Published By: Katha / Katha World Library
Story and Illustrations: Antje Damm
Fledolin was the world’s happiest bat child, as long as he was upside down.
In a Sentence: A clever clever book that tells us ever-so-gently that it is perfectly fine to be different, as long as you are comfortable being so.
What is it About: Fledolin, a little bat, is happiest when he is hanging upside up, which for the bat-world means upside down, which in simple human-terms means that he just loves being straight up, which in simple bat-terms means being straight down! Confounded?
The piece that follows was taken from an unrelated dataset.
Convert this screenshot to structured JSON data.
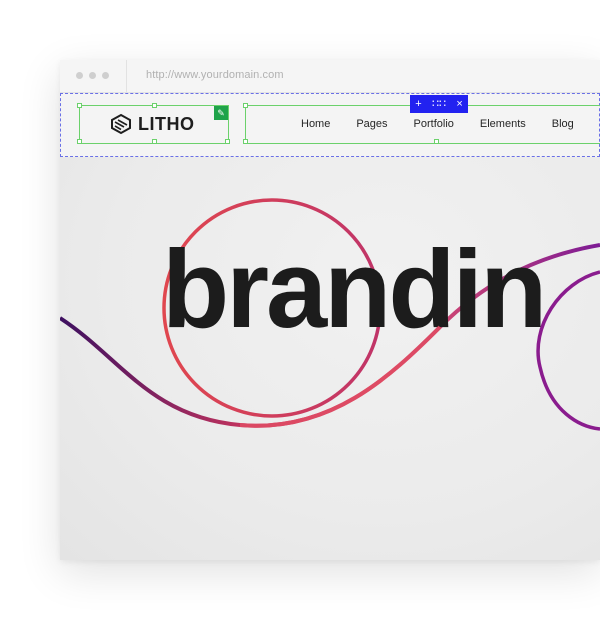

So is Fledolin himself, as are the others around him. Read through this intelligently created book to see how Fledolin’s family and friends try and make sense out of his upside down world.
Form and language: I like the gentle rhythm of the sentences (prose) in this story – But he grew and grew and remained just the way he was. Or, As night fell, the bats flew out into the open and hunted for flies and moths. The words flow naturally, nothing is forced.
What makes it snuggly: Fledolin, in his dotted chaddis (!); and the book having to go upside down, page after page after page. It’s fun!
What Stands Out: The visual orientation of the book. We ‘see’ the world from the bats’ perspective – straight, up the right way, and oh-so-normal. To see what Fledolin’s world looks like, flip the book over.
Will be best enjoyed by: Bats and brats and mammas and papas sharing Fledolin’s predicament of not being ‘one of them’. Also by all bats and brats and mammas and papas who are pretty much one of them.
From snuggly to snugglier: Talk to the young one and tease out instances she remembers where she found herself behaving differently than the rest. And try recreating many more aspects of the upside down world of bats which Antje Damm might have missed depicting in her picture book.
Ha Ha! Quotient: 3
Touches The Heart: 4
Cuts Through The Clutter: 5
Visual Appeal: 4
Real-world dream-world balance: 5
Encore Quotient: 4
Thank God it’s not moral science: 5
Show, don’t tell: 4
Hey, this is a really important book!: 5